The school was empty and quiet. In the hallways, there was barely any noise except for the rustle of students walking. During class, it was the teacher that talked. Students, sometimes just a singular student in the classroom, didn’t speak as much as usual.
There was no gentle murmur of people talking, no jarring noise of chairs being moved around, no jokes being shouted across the room. Sometimes, a lone voice would be heard in the hallway, a pinprick against the background noise of class: the monotone drone of a lawnmower, the rumble of the room’s heater or just deafening silence.
There would be no more getting close to people, no more hugging people, no shaking hands. School is much different than what it was like when it closed last March, to say the least.
“Something difficult was socializing with people you’ve never met. Coming from Frost [Middle School], I don’t know too many people so it’s harder to make new friends and meet new people because of the safety precautions,” freshman Crystina Ing said.
This first week of March, AHS opened its doors to freshmen and seniors as the first grades returning to in-person learning. Sophomores and juniors will return the second week of March.
Students that chose to return would participate in concurrent learning, a hybrid of virtual and face-to-face instruction. Last names A-K receive in-person instruction on Tuesday and Wednesday while last names L-Z would on Thursday and Friday.
On the other two days, students receive synchronous, online instruction alongside students in fully virtual instruction. Concurrent learning has introduced new challenges to teachers.
“I am still getting used to talking to people in the room and in the Google Meet and to making sure I am presenting the screen to both groups of students and that I am meeting both groups’ needs,” Math teacher Susan Moore said.
The return to school has also brought about a new schedule. Most periods now have slightly different start times resulting from the time in between classes changing from ten to eight minutes. Lunch was drastically changed from an hour to thirty minutes. Furthermore, students in-person now need to wake up earlier in order to get prepared for and travel to school.
For some, the change wasn’t bad.
“I love being back in the building,” Moore said. “I had to get used to a new routine, but it is nice to be out of the house and at school.”
For others, the change was rough.
“It was hard waking up earlier and the school days feel longer,” freshman Marc Akl said.
Nevertheless, students are back at school! It’s visible evidence of a return to normal. For many teachers, the joy and excitement of finally seeing students helped dull the difficulties.
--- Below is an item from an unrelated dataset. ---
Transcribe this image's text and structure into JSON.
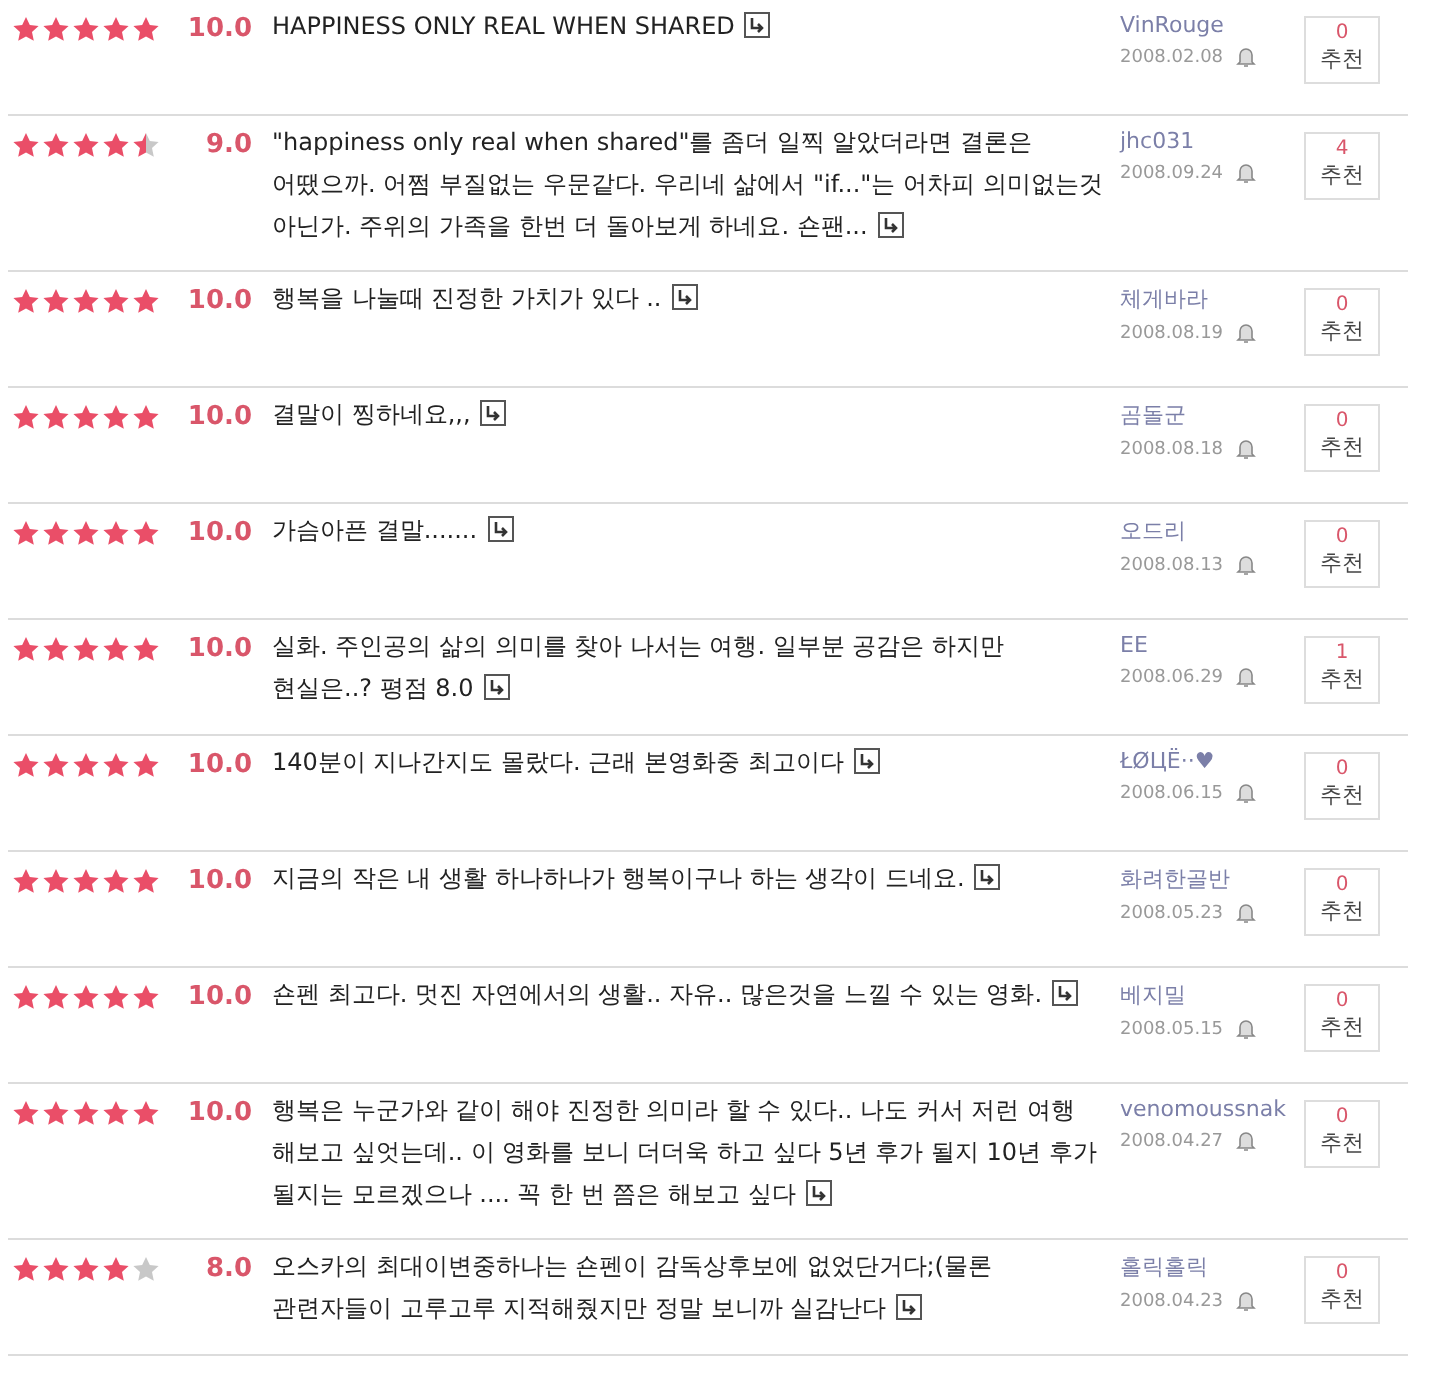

After months of sitting at home teaching black squares, talking, seeing and being with students at school, even six feet apart with face masks on, soothed the problems.
“Today, I had so much fun helping them with math,” Moore said “I even got to write on the board! So, so fun.”
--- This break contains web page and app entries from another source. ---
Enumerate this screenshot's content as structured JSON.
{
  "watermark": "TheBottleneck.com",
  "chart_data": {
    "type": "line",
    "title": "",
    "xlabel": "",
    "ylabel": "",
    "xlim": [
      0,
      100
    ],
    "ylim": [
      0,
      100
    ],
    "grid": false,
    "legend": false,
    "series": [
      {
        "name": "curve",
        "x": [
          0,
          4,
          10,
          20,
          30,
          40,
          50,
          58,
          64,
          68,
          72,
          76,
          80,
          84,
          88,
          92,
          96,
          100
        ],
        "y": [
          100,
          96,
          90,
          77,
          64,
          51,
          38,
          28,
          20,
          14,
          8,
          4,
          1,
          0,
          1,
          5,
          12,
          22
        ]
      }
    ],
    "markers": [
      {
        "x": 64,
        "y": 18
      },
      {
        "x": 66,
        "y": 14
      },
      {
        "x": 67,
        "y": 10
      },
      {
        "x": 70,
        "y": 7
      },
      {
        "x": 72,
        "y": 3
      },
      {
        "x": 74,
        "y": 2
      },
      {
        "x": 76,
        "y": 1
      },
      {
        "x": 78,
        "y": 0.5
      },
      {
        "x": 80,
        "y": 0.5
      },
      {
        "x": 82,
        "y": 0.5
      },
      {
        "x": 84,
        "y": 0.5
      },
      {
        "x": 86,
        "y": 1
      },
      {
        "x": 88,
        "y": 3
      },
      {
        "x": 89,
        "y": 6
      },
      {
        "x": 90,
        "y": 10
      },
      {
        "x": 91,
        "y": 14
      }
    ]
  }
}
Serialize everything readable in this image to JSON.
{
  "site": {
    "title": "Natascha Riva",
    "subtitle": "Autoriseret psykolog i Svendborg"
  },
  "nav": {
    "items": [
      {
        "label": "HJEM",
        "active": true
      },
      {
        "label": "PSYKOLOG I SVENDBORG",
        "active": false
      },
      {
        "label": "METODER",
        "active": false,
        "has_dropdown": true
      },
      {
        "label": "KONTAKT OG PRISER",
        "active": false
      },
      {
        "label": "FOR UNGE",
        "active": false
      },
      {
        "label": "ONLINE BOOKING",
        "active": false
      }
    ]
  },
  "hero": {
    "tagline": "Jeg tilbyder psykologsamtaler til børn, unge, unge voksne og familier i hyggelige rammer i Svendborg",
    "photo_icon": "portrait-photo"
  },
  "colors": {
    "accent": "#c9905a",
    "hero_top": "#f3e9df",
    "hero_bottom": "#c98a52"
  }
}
Some students are also glad for this shift to in-person learning, even if it’s only two days a week, because it’s a break from the usual.
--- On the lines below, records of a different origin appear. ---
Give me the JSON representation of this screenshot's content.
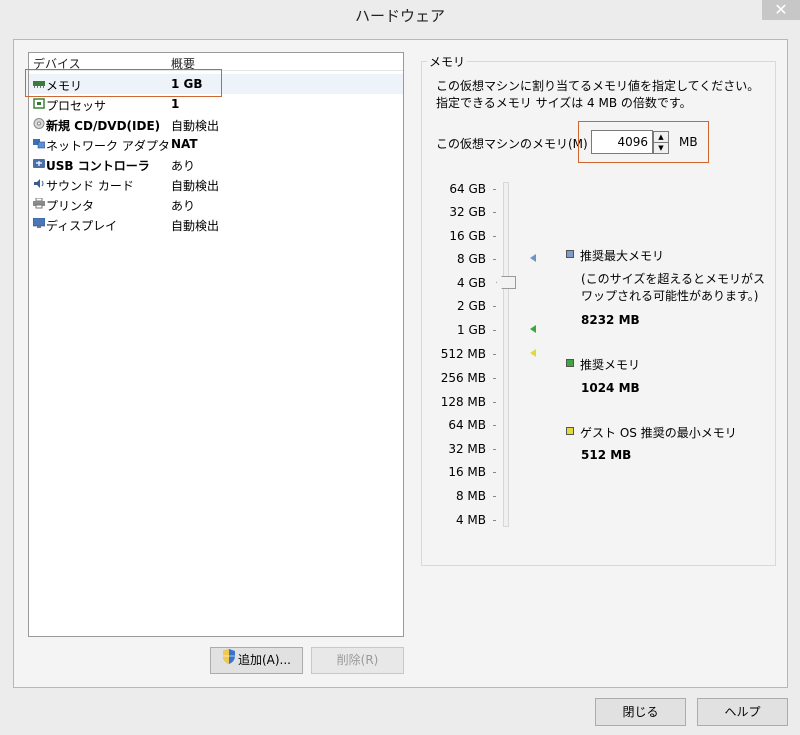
{
  "window": {
    "title": "ハードウェア",
    "close_glyph": "✕"
  },
  "device_list": {
    "col_device": "デバイス",
    "col_summary": "概要",
    "rows": [
      {
        "name": "メモリ",
        "summary": "1 GB",
        "icon": "memory-icon",
        "selected": true
      },
      {
        "name": "プロセッサ",
        "summary": "1",
        "icon": "processor-icon"
      },
      {
        "name": "新規 CD/DVD(IDE)",
        "summary": "自動検出",
        "icon": "cd-dvd-icon"
      },
      {
        "name": "ネットワーク アダプタ",
        "summary": "NAT",
        "icon": "network-adapter-icon"
      },
      {
        "name": "USB コントローラ",
        "summary": "あり",
        "icon": "usb-icon"
      },
      {
        "name": "サウンド カード",
        "summary": "自動検出",
        "icon": "sound-card-icon"
      },
      {
        "name": "プリンタ",
        "summary": "あり",
        "icon": "printer-icon"
      },
      {
        "name": "ディスプレイ",
        "summary": "自動検出",
        "icon": "display-icon"
      }
    ],
    "add_button": "追加(A)...",
    "remove_button": "削除(R)"
  },
  "memory": {
    "group_title": "メモリ",
    "description": "この仮想マシンに割り当てるメモリ値を指定してください。指定できるメモリ サイズは 4 MB の倍数です。",
    "label": "この仮想マシンのメモリ(M)",
    "value": "4096",
    "unit": "MB",
    "scale": [
      "64 GB",
      "32 GB",
      "16 GB",
      "8 GB",
      "4 GB",
      "2 GB",
      "1 GB",
      "512 MB",
      "256 MB",
      "128 MB",
      "64 MB",
      "32 MB",
      "16 MB",
      "8 MB",
      "4 MB"
    ],
    "slider_value": "4 GB",
    "legend": {
      "max": {
        "label": "推奨最大メモリ",
        "note": "(このサイズを超えるとメモリがスワップされる可能性があります。)",
        "value": "8232 MB",
        "color": "#7d9ccc"
      },
      "recommended": {
        "label": "推奨メモリ",
        "value": "1024 MB",
        "color": "#3ca83c"
      },
      "min": {
        "label": "ゲスト OS 推奨の最小メモリ",
        "value": "512 MB",
        "color": "#e2da3a"
      }
    }
  },
  "footer": {
    "close_button": "閉じる",
    "help_button": "ヘルプ"
  },
  "colors": {
    "highlight_border": "#d0662f"
  }
}
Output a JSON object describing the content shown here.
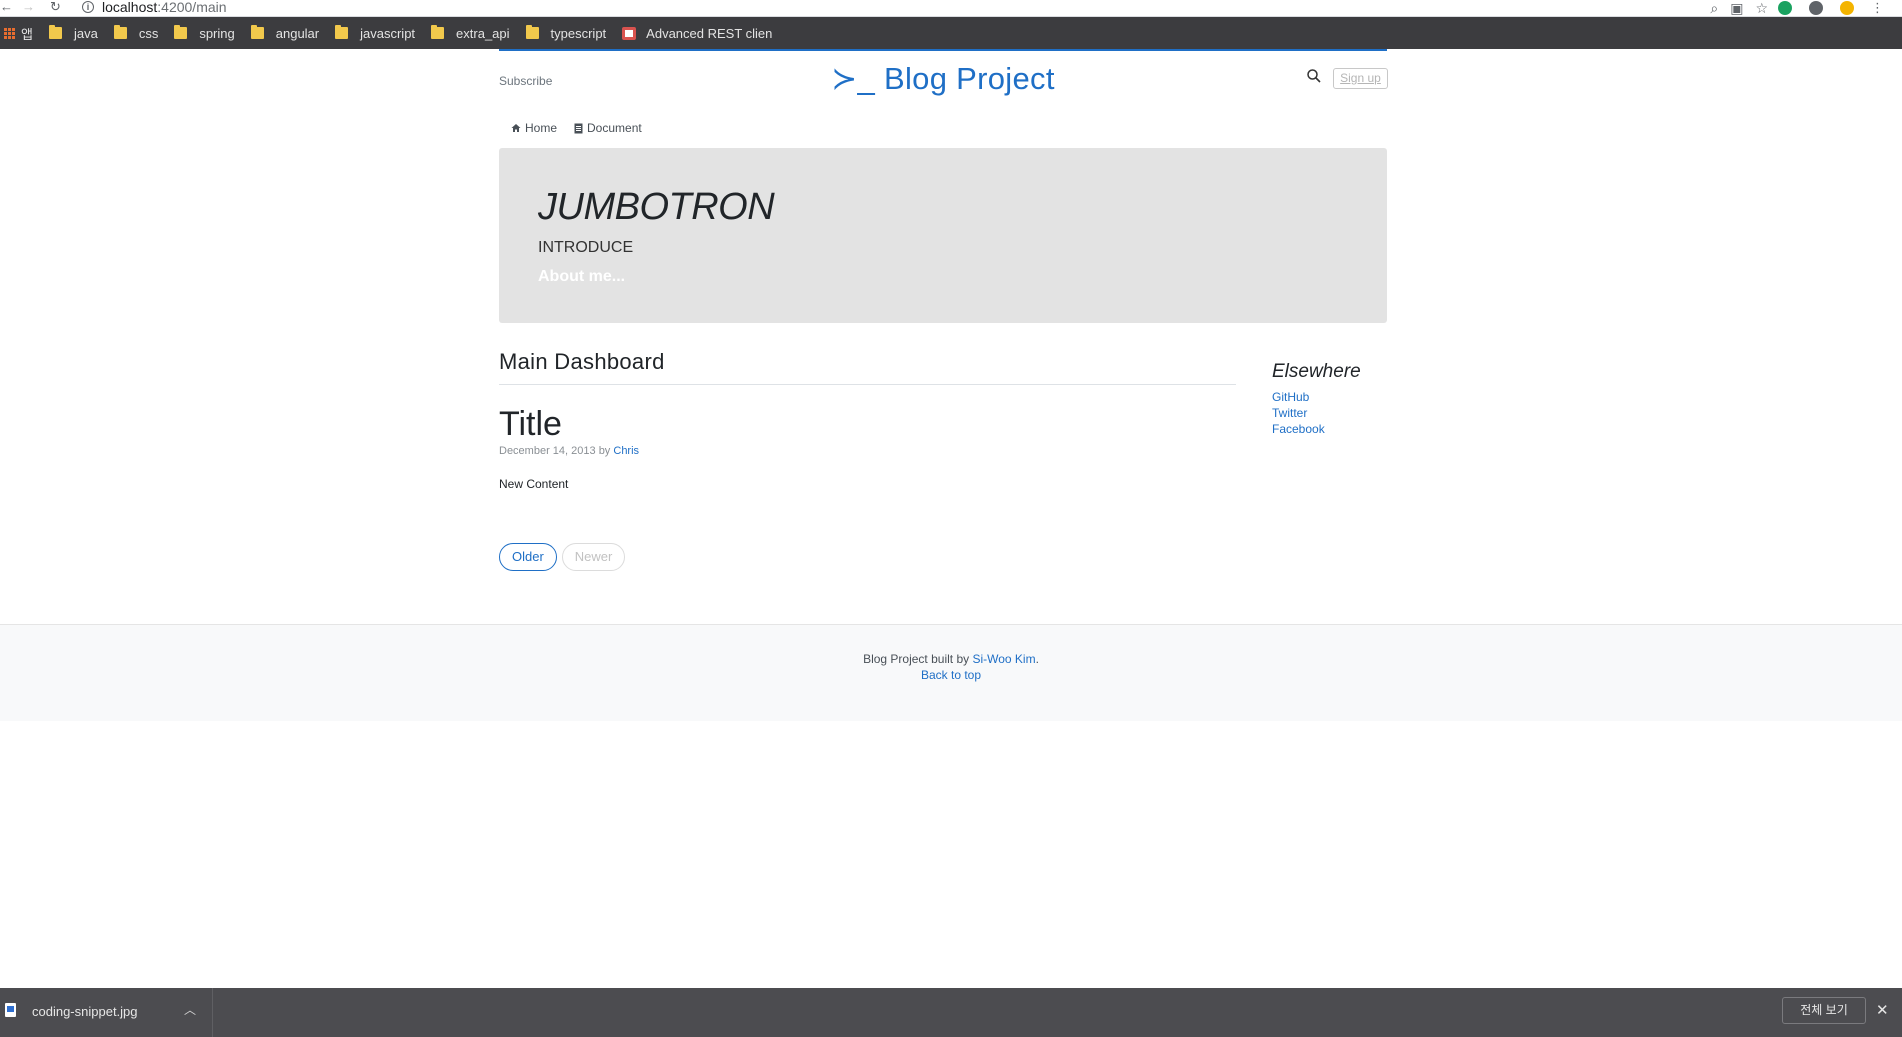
{
  "browser": {
    "url_host": "localhost",
    "url_path": ":4200/main",
    "bookmarks": [
      {
        "label": "앱",
        "kind": "apps"
      },
      {
        "label": "java",
        "kind": "folder"
      },
      {
        "label": "css",
        "kind": "folder"
      },
      {
        "label": "spring",
        "kind": "folder"
      },
      {
        "label": "angular",
        "kind": "folder"
      },
      {
        "label": "javascript",
        "kind": "folder"
      },
      {
        "label": "extra_api",
        "kind": "folder"
      },
      {
        "label": "typescript",
        "kind": "folder"
      },
      {
        "label": "Advanced REST clien",
        "kind": "app"
      }
    ]
  },
  "header": {
    "subscribe": "Subscribe",
    "brand": "≻_ Blog Project",
    "signup": "Sign up"
  },
  "nav": {
    "home": "Home",
    "document": "Document"
  },
  "jumbotron": {
    "title": "JUMBOTRON",
    "intro": "INTRODUCE",
    "about": "About me..."
  },
  "main": {
    "heading": "Main Dashboard",
    "post": {
      "title": "Title",
      "date": "December 14, 2013",
      "by": "by",
      "author": "Chris",
      "body": "New Content"
    },
    "pager": {
      "older": "Older",
      "newer": "Newer"
    }
  },
  "aside": {
    "heading": "Elsewhere",
    "links": [
      "GitHub",
      "Twitter",
      "Facebook"
    ]
  },
  "footer": {
    "prefix": "Blog Project built by",
    "author": "Si-Woo Kim",
    "suffix": ".",
    "back_to_top": "Back to top"
  },
  "downloads": {
    "file": "coding-snippet.jpg",
    "show_all": "전체 보기"
  },
  "colors": {
    "accent": "#1f6fc6",
    "jumbotron_bg": "#e3e3e3",
    "bookmark_bar": "#3c3c3f",
    "shelf": "#4c4c50"
  }
}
“Online was becoming a little too much of the same ritual and routine of laziness and staying in bed and doing my work, and this is a nice change,” Ing said. “It was a little bit intimidating but once I kind of understood the gist of where everything was, it was cool because everyone was so nice and helpful.”
For others, adjustment is going to take a bit longer.
“The first day of in-person learning was a little tiring and I wasn’t that happy with it,” Akl said. “[The next day], I had some classes that I enjoyed more and now in-person learning is kind of growing on me.”
The return to school has been a learning process for many and has resulted in many hurdles. However, for staff and students alike, simply being back at school and seeing each other outweighed them. At the very least, it was something different that many desperately needed.
Regardless of how you feel about it, the return to in-person learning confirms three things: the dedication and perseverance of the staff, the willingness of students to learn and the tentative start to a return to normal.
“It was different. I guess different was really good and something new, which I appreciated,” Ing said.